Houseplants

Fall Houseplant Care

The cooler temps should be a signal that the summer vacation has come to an end for our houseplants! Now is the time to bring your houseplants back inside. Well before our first frost, we need to get those houseplants back inside. It’s important to give them time to acclimate to being back indoors. The best time to bring them in is when your windows are still open. The plants will adjust to the change in humidity and temperature better if the change is gradual. Never bring in a plant with bugs! Wash or spray the leaves with water to remove summer dust and pollen. Let plants dry. Then spray with an indoor-safe or organic insecticidal soap just to be sure, or you can use one of the new systemic granules.  You could also use an insecticidal soil drench, or at least spray the soil a few times with your insecticide. Read more...

Pilea Peperomioides

Pilea Peperomioides
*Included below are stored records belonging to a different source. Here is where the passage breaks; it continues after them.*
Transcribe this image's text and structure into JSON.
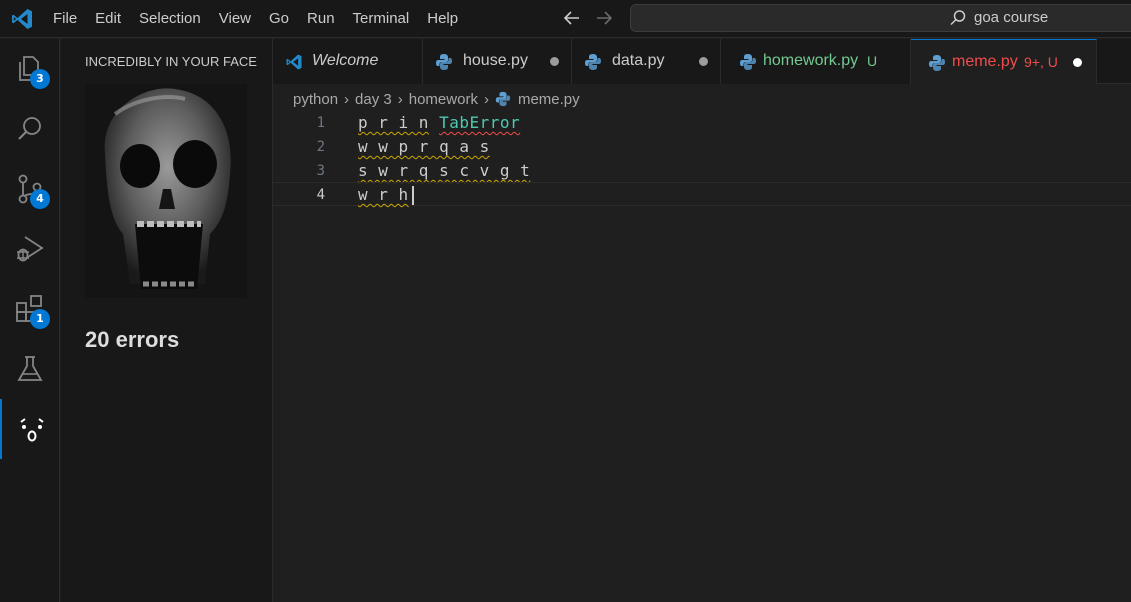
{
  "titlebar": {
    "menu": [
      "File",
      "Edit",
      "Selection",
      "View",
      "Go",
      "Run",
      "Terminal",
      "Help"
    ],
    "search_text": "goa course"
  },
  "activity": {
    "explorer_badge": "3",
    "source_control_badge": "4",
    "extensions_badge": "1"
  },
  "sidebar": {
    "title": "INCREDIBLY IN YOUR FACE",
    "errors_text": "20 errors"
  },
  "tabs": [
    {
      "label": "Welcome",
      "color": "#cccccc"
    },
    {
      "label": "house.py",
      "color": "#cccccc"
    },
    {
      "label": "data.py",
      "color": "#cccccc"
    },
    {
      "label": "homework.py",
      "status": "U",
      "color": "#73c991"
    },
    {
      "label": "meme.py",
      "status": "9+, U",
      "color": "#f14c4c"
    }
  ],
  "breadcrumb": [
    "python",
    "day 3",
    "homework",
    "meme.py"
  ],
  "editor": {
    "lines": [
      {
        "num": "1",
        "squiggle_text": "p r i n",
        "rest": "TabError"
      },
      {
        "num": "2",
        "squiggle_text": "w w p r q a s",
        "rest": ""
      },
      {
        "num": "3",
        "squiggle_text": "s w r q s c v g t",
        "rest": ""
      },
      {
        "num": "4",
        "squiggle_text": "w r h",
        "rest": ""
      }
    ]
  },
  "colors": {
    "accent": "#0078d4",
    "error": "#f14c4c",
    "warning": "#cca700",
    "untracked": "#73c991"
  }
}
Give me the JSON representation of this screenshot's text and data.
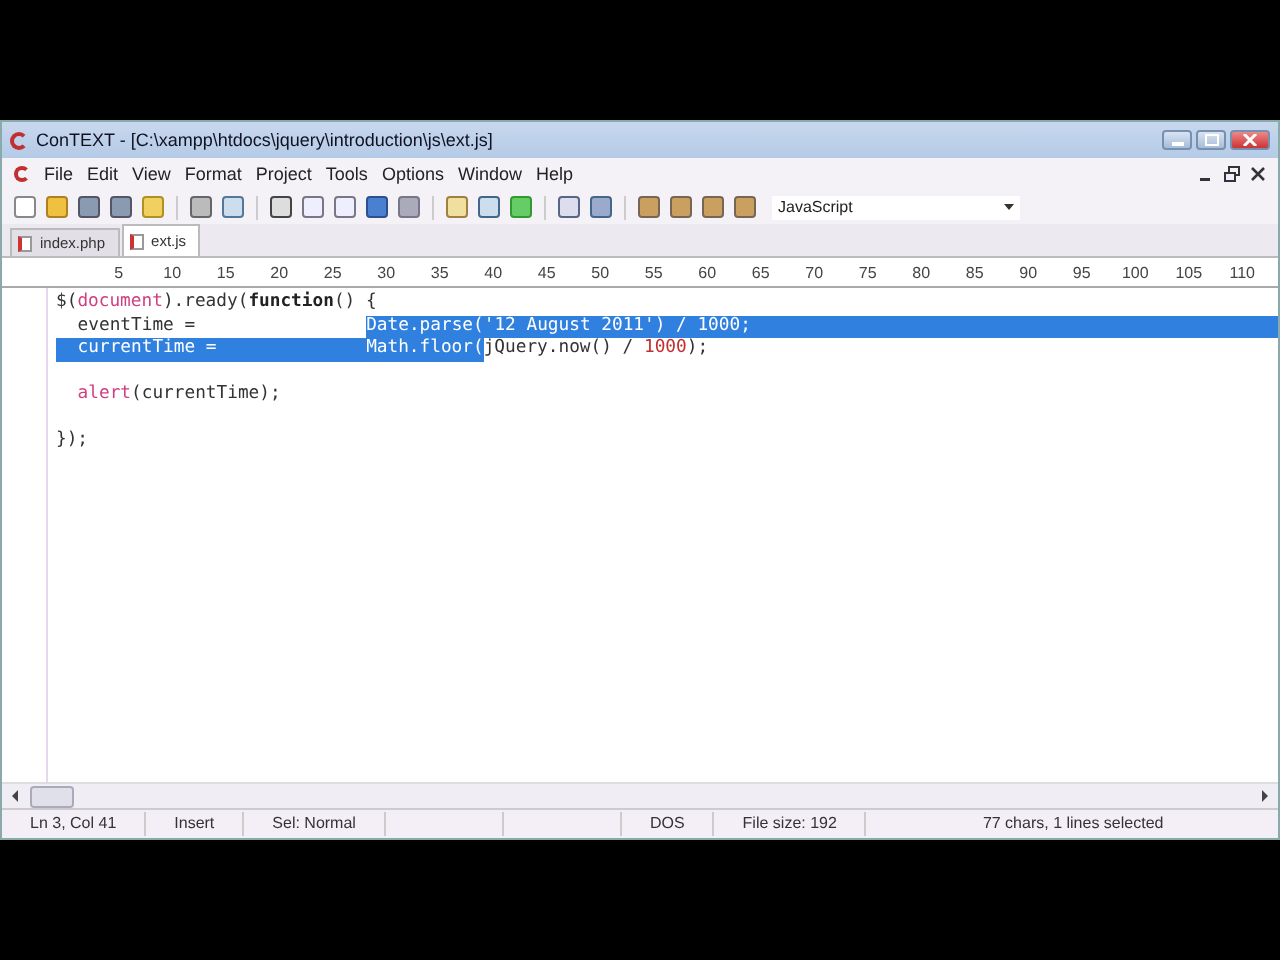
{
  "window": {
    "title": "ConTEXT - [C:\\xampp\\htdocs\\jquery\\introduction\\js\\ext.js]"
  },
  "menu": [
    "File",
    "Edit",
    "View",
    "Format",
    "Project",
    "Tools",
    "Options",
    "Window",
    "Help"
  ],
  "language": {
    "value": "JavaScript"
  },
  "tabs": [
    {
      "label": "index.php",
      "selected": false
    },
    {
      "label": "ext.js",
      "selected": true
    }
  ],
  "ruler": [
    "5",
    "10",
    "15",
    "20",
    "25",
    "30",
    "35",
    "40",
    "45",
    "50",
    "55",
    "60",
    "65",
    "70",
    "75",
    "80",
    "85",
    "90",
    "95",
    "100",
    "105",
    "110"
  ],
  "code": [
    {
      "indented": false,
      "after_blank": false,
      "segments": [
        {
          "text": "$(",
          "kind": "plain",
          "selected": false
        },
        {
          "text": "document",
          "kind": "ident",
          "selected": false
        },
        {
          "text": ").ready(",
          "kind": "plain",
          "selected": false
        },
        {
          "text": "function",
          "kind": "keyword",
          "selected": false
        },
        {
          "text": "() {",
          "kind": "plain",
          "selected": false
        }
      ]
    },
    {
      "indented": true,
      "after_blank": false,
      "segments": [
        {
          "text": "eventTime =                ",
          "kind": "plain",
          "selected": false
        },
        {
          "text": "Date.parse('12 August 2011') / 1000;",
          "kind": "plain",
          "selected": true
        }
      ]
    },
    {
      "indented": true,
      "after_blank": false,
      "segments": [
        {
          "text": "currentTime =              Math.floor(",
          "kind": "plain",
          "selected": true
        },
        {
          "text": "jQuery.now() / ",
          "kind": "plain",
          "selected": false
        },
        {
          "text": "1000",
          "kind": "number",
          "selected": false
        },
        {
          "text": ");",
          "kind": "plain",
          "selected": false
        }
      ]
    },
    {
      "indented": true,
      "after_blank": true,
      "segments": [
        {
          "text": "alert",
          "kind": "ident",
          "selected": false
        },
        {
          "text": "(currentTime);",
          "kind": "plain",
          "selected": false
        }
      ]
    },
    {
      "indented": false,
      "after_blank": true,
      "segments": [
        {
          "text": "});",
          "kind": "plain",
          "selected": false
        }
      ]
    }
  ],
  "status_bar": [
    "Ln 3, Col 41",
    "Insert",
    "Sel: Normal",
    "DOS",
    "File size: 192",
    "77 chars, 1 lines selected"
  ]
}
You were lucky enough to get your hands on a Pilea Peperomiodes, now what?!
Here are a few quick and easy care tips that we have found work great for us;

  • Give them bright, indirect light, a south facing window is best.
  • Use a well drained soil, we find adding a little orchid bark for added texture and aeration helps.
  • Pilea Peperomioides love to poke babies up out of the soil, so keep it clear of rocks or moss so you can see what's happening. They are easy to propagate and nick-named "the pass-it on plant"
  • Like most plants, they don't like wet feet so don't allow them to sit in wet soil however don't let them to dry out completely
  • Rotate your plant every 2-3 days to keep growth even and avoid a slanted stem.

Oxalis

For the "Irish" in all of us, how about a blooming shamrock plant (Oxalis) to celebrate St. Patrick's Day! The shamrock is easy to grow as a houseplant. Give it bright, indirect light.

Terrariums

We have recently restocked our supply of terrariums and plants suitable for terrariums. A creative, fun and low maintenance way to garden at anytime of the year.